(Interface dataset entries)
--- START ---

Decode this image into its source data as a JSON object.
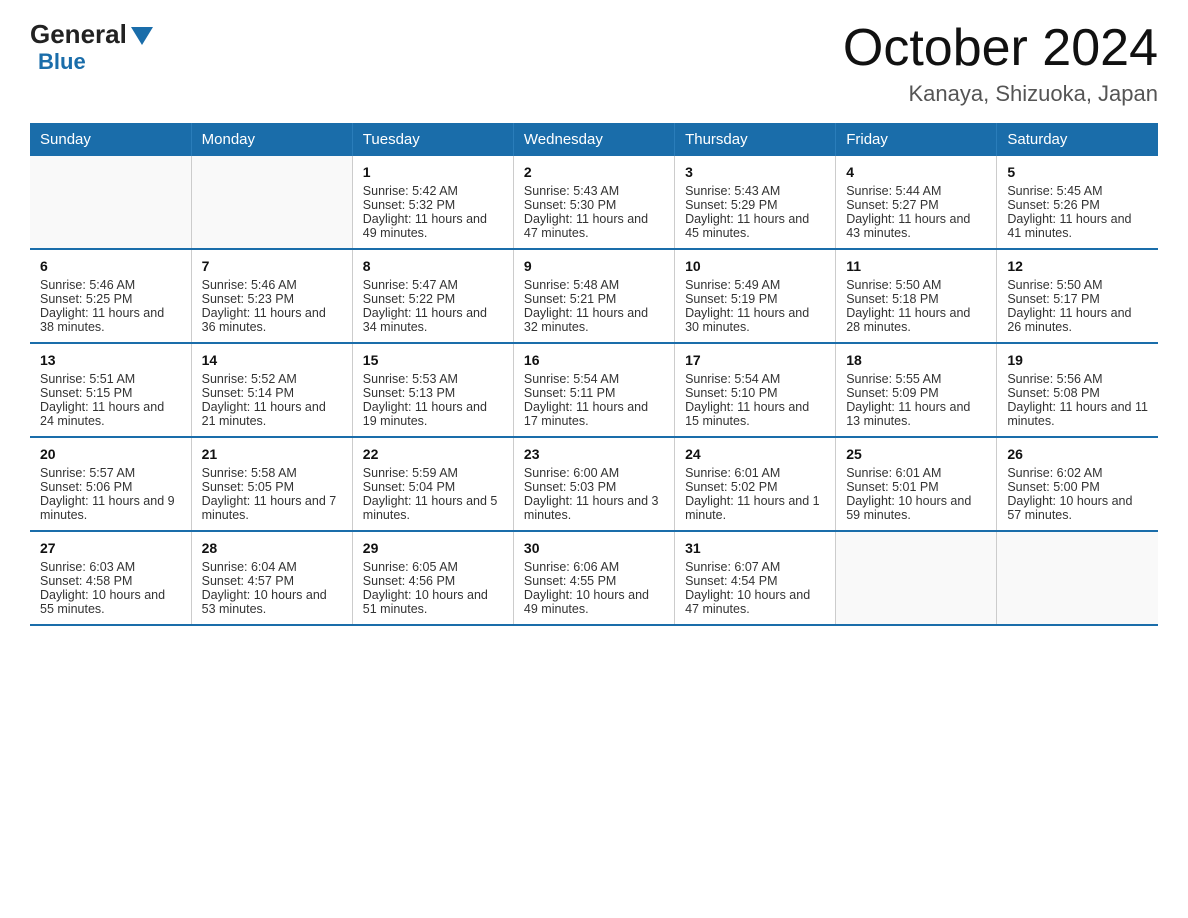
{
  "logo": {
    "general": "General",
    "blue": "Blue"
  },
  "title": "October 2024",
  "location": "Kanaya, Shizuoka, Japan",
  "days_header": [
    "Sunday",
    "Monday",
    "Tuesday",
    "Wednesday",
    "Thursday",
    "Friday",
    "Saturday"
  ],
  "weeks": [
    [
      {
        "day": "",
        "sunrise": "",
        "sunset": "",
        "daylight": "",
        "empty": true
      },
      {
        "day": "",
        "sunrise": "",
        "sunset": "",
        "daylight": "",
        "empty": true
      },
      {
        "day": "1",
        "sunrise": "Sunrise: 5:42 AM",
        "sunset": "Sunset: 5:32 PM",
        "daylight": "Daylight: 11 hours and 49 minutes.",
        "empty": false
      },
      {
        "day": "2",
        "sunrise": "Sunrise: 5:43 AM",
        "sunset": "Sunset: 5:30 PM",
        "daylight": "Daylight: 11 hours and 47 minutes.",
        "empty": false
      },
      {
        "day": "3",
        "sunrise": "Sunrise: 5:43 AM",
        "sunset": "Sunset: 5:29 PM",
        "daylight": "Daylight: 11 hours and 45 minutes.",
        "empty": false
      },
      {
        "day": "4",
        "sunrise": "Sunrise: 5:44 AM",
        "sunset": "Sunset: 5:27 PM",
        "daylight": "Daylight: 11 hours and 43 minutes.",
        "empty": false
      },
      {
        "day": "5",
        "sunrise": "Sunrise: 5:45 AM",
        "sunset": "Sunset: 5:26 PM",
        "daylight": "Daylight: 11 hours and 41 minutes.",
        "empty": false
      }
    ],
    [
      {
        "day": "6",
        "sunrise": "Sunrise: 5:46 AM",
        "sunset": "Sunset: 5:25 PM",
        "daylight": "Daylight: 11 hours and 38 minutes.",
        "empty": false
      },
      {
        "day": "7",
        "sunrise": "Sunrise: 5:46 AM",
        "sunset": "Sunset: 5:23 PM",
        "daylight": "Daylight: 11 hours and 36 minutes.",
        "empty": false
      },
      {
        "day": "8",
        "sunrise": "Sunrise: 5:47 AM",
        "sunset": "Sunset: 5:22 PM",
        "daylight": "Daylight: 11 hours and 34 minutes.",
        "empty": false
      },
      {
        "day": "9",
        "sunrise": "Sunrise: 5:48 AM",
        "sunset": "Sunset: 5:21 PM",
        "daylight": "Daylight: 11 hours and 32 minutes.",
        "empty": false
      },
      {
        "day": "10",
        "sunrise": "Sunrise: 5:49 AM",
        "sunset": "Sunset: 5:19 PM",
        "daylight": "Daylight: 11 hours and 30 minutes.",
        "empty": false
      },
      {
        "day": "11",
        "sunrise": "Sunrise: 5:50 AM",
        "sunset": "Sunset: 5:18 PM",
        "daylight": "Daylight: 11 hours and 28 minutes.",
        "empty": false
      },
      {
        "day": "12",
        "sunrise": "Sunrise: 5:50 AM",
        "sunset": "Sunset: 5:17 PM",
        "daylight": "Daylight: 11 hours and 26 minutes.",
        "empty": false
      }
    ],
    [
      {
        "day": "13",
        "sunrise": "Sunrise: 5:51 AM",
        "sunset": "Sunset: 5:15 PM",
        "daylight": "Daylight: 11 hours and 24 minutes.",
        "empty": false
      },
      {
        "day": "14",
        "sunrise": "Sunrise: 5:52 AM",
        "sunset": "Sunset: 5:14 PM",
        "daylight": "Daylight: 11 hours and 21 minutes.",
        "empty": false
      },
      {
        "day": "15",
        "sunrise": "Sunrise: 5:53 AM",
        "sunset": "Sunset: 5:13 PM",
        "daylight": "Daylight: 11 hours and 19 minutes.",
        "empty": false
      },
      {
        "day": "16",
        "sunrise": "Sunrise: 5:54 AM",
        "sunset": "Sunset: 5:11 PM",
        "daylight": "Daylight: 11 hours and 17 minutes.",
        "empty": false
      },
      {
        "day": "17",
        "sunrise": "Sunrise: 5:54 AM",
        "sunset": "Sunset: 5:10 PM",
        "daylight": "Daylight: 11 hours and 15 minutes.",
        "empty": false
      },
      {
        "day": "18",
        "sunrise": "Sunrise: 5:55 AM",
        "sunset": "Sunset: 5:09 PM",
        "daylight": "Daylight: 11 hours and 13 minutes.",
        "empty": false
      },
      {
        "day": "19",
        "sunrise": "Sunrise: 5:56 AM",
        "sunset": "Sunset: 5:08 PM",
        "daylight": "Daylight: 11 hours and 11 minutes.",
        "empty": false
      }
    ],
    [
      {
        "day": "20",
        "sunrise": "Sunrise: 5:57 AM",
        "sunset": "Sunset: 5:06 PM",
        "daylight": "Daylight: 11 hours and 9 minutes.",
        "empty": false
      },
      {
        "day": "21",
        "sunrise": "Sunrise: 5:58 AM",
        "sunset": "Sunset: 5:05 PM",
        "daylight": "Daylight: 11 hours and 7 minutes.",
        "empty": false
      },
      {
        "day": "22",
        "sunrise": "Sunrise: 5:59 AM",
        "sunset": "Sunset: 5:04 PM",
        "daylight": "Daylight: 11 hours and 5 minutes.",
        "empty": false
      },
      {
        "day": "23",
        "sunrise": "Sunrise: 6:00 AM",
        "sunset": "Sunset: 5:03 PM",
        "daylight": "Daylight: 11 hours and 3 minutes.",
        "empty": false
      },
      {
        "day": "24",
        "sunrise": "Sunrise: 6:01 AM",
        "sunset": "Sunset: 5:02 PM",
        "daylight": "Daylight: 11 hours and 1 minute.",
        "empty": false
      },
      {
        "day": "25",
        "sunrise": "Sunrise: 6:01 AM",
        "sunset": "Sunset: 5:01 PM",
        "daylight": "Daylight: 10 hours and 59 minutes.",
        "empty": false
      },
      {
        "day": "26",
        "sunrise": "Sunrise: 6:02 AM",
        "sunset": "Sunset: 5:00 PM",
        "daylight": "Daylight: 10 hours and 57 minutes.",
        "empty": false
      }
    ],
    [
      {
        "day": "27",
        "sunrise": "Sunrise: 6:03 AM",
        "sunset": "Sunset: 4:58 PM",
        "daylight": "Daylight: 10 hours and 55 minutes.",
        "empty": false
      },
      {
        "day": "28",
        "sunrise": "Sunrise: 6:04 AM",
        "sunset": "Sunset: 4:57 PM",
        "daylight": "Daylight: 10 hours and 53 minutes.",
        "empty": false
      },
      {
        "day": "29",
        "sunrise": "Sunrise: 6:05 AM",
        "sunset": "Sunset: 4:56 PM",
        "daylight": "Daylight: 10 hours and 51 minutes.",
        "empty": false
      },
      {
        "day": "30",
        "sunrise": "Sunrise: 6:06 AM",
        "sunset": "Sunset: 4:55 PM",
        "daylight": "Daylight: 10 hours and 49 minutes.",
        "empty": false
      },
      {
        "day": "31",
        "sunrise": "Sunrise: 6:07 AM",
        "sunset": "Sunset: 4:54 PM",
        "daylight": "Daylight: 10 hours and 47 minutes.",
        "empty": false
      },
      {
        "day": "",
        "sunrise": "",
        "sunset": "",
        "daylight": "",
        "empty": true
      },
      {
        "day": "",
        "sunrise": "",
        "sunset": "",
        "daylight": "",
        "empty": true
      }
    ]
  ]
}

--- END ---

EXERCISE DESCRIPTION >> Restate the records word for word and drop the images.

ANSWER SPACE >>
Decode this image into its source data as a JSON object.
{
  "logo": {
    "general": "General",
    "blue": "Blue"
  },
  "title": "October 2024",
  "location": "Kanaya, Shizuoka, Japan",
  "days_header": [
    "Sunday",
    "Monday",
    "Tuesday",
    "Wednesday",
    "Thursday",
    "Friday",
    "Saturday"
  ],
  "weeks": [
    [
      {
        "day": "",
        "sunrise": "",
        "sunset": "",
        "daylight": "",
        "empty": true
      },
      {
        "day": "",
        "sunrise": "",
        "sunset": "",
        "daylight": "",
        "empty": true
      },
      {
        "day": "1",
        "sunrise": "Sunrise: 5:42 AM",
        "sunset": "Sunset: 5:32 PM",
        "daylight": "Daylight: 11 hours and 49 minutes.",
        "empty": false
      },
      {
        "day": "2",
        "sunrise": "Sunrise: 5:43 AM",
        "sunset": "Sunset: 5:30 PM",
        "daylight": "Daylight: 11 hours and 47 minutes.",
        "empty": false
      },
      {
        "day": "3",
        "sunrise": "Sunrise: 5:43 AM",
        "sunset": "Sunset: 5:29 PM",
        "daylight": "Daylight: 11 hours and 45 minutes.",
        "empty": false
      },
      {
        "day": "4",
        "sunrise": "Sunrise: 5:44 AM",
        "sunset": "Sunset: 5:27 PM",
        "daylight": "Daylight: 11 hours and 43 minutes.",
        "empty": false
      },
      {
        "day": "5",
        "sunrise": "Sunrise: 5:45 AM",
        "sunset": "Sunset: 5:26 PM",
        "daylight": "Daylight: 11 hours and 41 minutes.",
        "empty": false
      }
    ],
    [
      {
        "day": "6",
        "sunrise": "Sunrise: 5:46 AM",
        "sunset": "Sunset: 5:25 PM",
        "daylight": "Daylight: 11 hours and 38 minutes.",
        "empty": false
      },
      {
        "day": "7",
        "sunrise": "Sunrise: 5:46 AM",
        "sunset": "Sunset: 5:23 PM",
        "daylight": "Daylight: 11 hours and 36 minutes.",
        "empty": false
      },
      {
        "day": "8",
        "sunrise": "Sunrise: 5:47 AM",
        "sunset": "Sunset: 5:22 PM",
        "daylight": "Daylight: 11 hours and 34 minutes.",
        "empty": false
      },
      {
        "day": "9",
        "sunrise": "Sunrise: 5:48 AM",
        "sunset": "Sunset: 5:21 PM",
        "daylight": "Daylight: 11 hours and 32 minutes.",
        "empty": false
      },
      {
        "day": "10",
        "sunrise": "Sunrise: 5:49 AM",
        "sunset": "Sunset: 5:19 PM",
        "daylight": "Daylight: 11 hours and 30 minutes.",
        "empty": false
      },
      {
        "day": "11",
        "sunrise": "Sunrise: 5:50 AM",
        "sunset": "Sunset: 5:18 PM",
        "daylight": "Daylight: 11 hours and 28 minutes.",
        "empty": false
      },
      {
        "day": "12",
        "sunrise": "Sunrise: 5:50 AM",
        "sunset": "Sunset: 5:17 PM",
        "daylight": "Daylight: 11 hours and 26 minutes.",
        "empty": false
      }
    ],
    [
      {
        "day": "13",
        "sunrise": "Sunrise: 5:51 AM",
        "sunset": "Sunset: 5:15 PM",
        "daylight": "Daylight: 11 hours and 24 minutes.",
        "empty": false
      },
      {
        "day": "14",
        "sunrise": "Sunrise: 5:52 AM",
        "sunset": "Sunset: 5:14 PM",
        "daylight": "Daylight: 11 hours and 21 minutes.",
        "empty": false
      },
      {
        "day": "15",
        "sunrise": "Sunrise: 5:53 AM",
        "sunset": "Sunset: 5:13 PM",
        "daylight": "Daylight: 11 hours and 19 minutes.",
        "empty": false
      },
      {
        "day": "16",
        "sunrise": "Sunrise: 5:54 AM",
        "sunset": "Sunset: 5:11 PM",
        "daylight": "Daylight: 11 hours and 17 minutes.",
        "empty": false
      },
      {
        "day": "17",
        "sunrise": "Sunrise: 5:54 AM",
        "sunset": "Sunset: 5:10 PM",
        "daylight": "Daylight: 11 hours and 15 minutes.",
        "empty": false
      },
      {
        "day": "18",
        "sunrise": "Sunrise: 5:55 AM",
        "sunset": "Sunset: 5:09 PM",
        "daylight": "Daylight: 11 hours and 13 minutes.",
        "empty": false
      },
      {
        "day": "19",
        "sunrise": "Sunrise: 5:56 AM",
        "sunset": "Sunset: 5:08 PM",
        "daylight": "Daylight: 11 hours and 11 minutes.",
        "empty": false
      }
    ],
    [
      {
        "day": "20",
        "sunrise": "Sunrise: 5:57 AM",
        "sunset": "Sunset: 5:06 PM",
        "daylight": "Daylight: 11 hours and 9 minutes.",
        "empty": false
      },
      {
        "day": "21",
        "sunrise": "Sunrise: 5:58 AM",
        "sunset": "Sunset: 5:05 PM",
        "daylight": "Daylight: 11 hours and 7 minutes.",
        "empty": false
      },
      {
        "day": "22",
        "sunrise": "Sunrise: 5:59 AM",
        "sunset": "Sunset: 5:04 PM",
        "daylight": "Daylight: 11 hours and 5 minutes.",
        "empty": false
      },
      {
        "day": "23",
        "sunrise": "Sunrise: 6:00 AM",
        "sunset": "Sunset: 5:03 PM",
        "daylight": "Daylight: 11 hours and 3 minutes.",
        "empty": false
      },
      {
        "day": "24",
        "sunrise": "Sunrise: 6:01 AM",
        "sunset": "Sunset: 5:02 PM",
        "daylight": "Daylight: 11 hours and 1 minute.",
        "empty": false
      },
      {
        "day": "25",
        "sunrise": "Sunrise: 6:01 AM",
        "sunset": "Sunset: 5:01 PM",
        "daylight": "Daylight: 10 hours and 59 minutes.",
        "empty": false
      },
      {
        "day": "26",
        "sunrise": "Sunrise: 6:02 AM",
        "sunset": "Sunset: 5:00 PM",
        "daylight": "Daylight: 10 hours and 57 minutes.",
        "empty": false
      }
    ],
    [
      {
        "day": "27",
        "sunrise": "Sunrise: 6:03 AM",
        "sunset": "Sunset: 4:58 PM",
        "daylight": "Daylight: 10 hours and 55 minutes.",
        "empty": false
      },
      {
        "day": "28",
        "sunrise": "Sunrise: 6:04 AM",
        "sunset": "Sunset: 4:57 PM",
        "daylight": "Daylight: 10 hours and 53 minutes.",
        "empty": false
      },
      {
        "day": "29",
        "sunrise": "Sunrise: 6:05 AM",
        "sunset": "Sunset: 4:56 PM",
        "daylight": "Daylight: 10 hours and 51 minutes.",
        "empty": false
      },
      {
        "day": "30",
        "sunrise": "Sunrise: 6:06 AM",
        "sunset": "Sunset: 4:55 PM",
        "daylight": "Daylight: 10 hours and 49 minutes.",
        "empty": false
      },
      {
        "day": "31",
        "sunrise": "Sunrise: 6:07 AM",
        "sunset": "Sunset: 4:54 PM",
        "daylight": "Daylight: 10 hours and 47 minutes.",
        "empty": false
      },
      {
        "day": "",
        "sunrise": "",
        "sunset": "",
        "daylight": "",
        "empty": true
      },
      {
        "day": "",
        "sunrise": "",
        "sunset": "",
        "daylight": "",
        "empty": true
      }
    ]
  ]
}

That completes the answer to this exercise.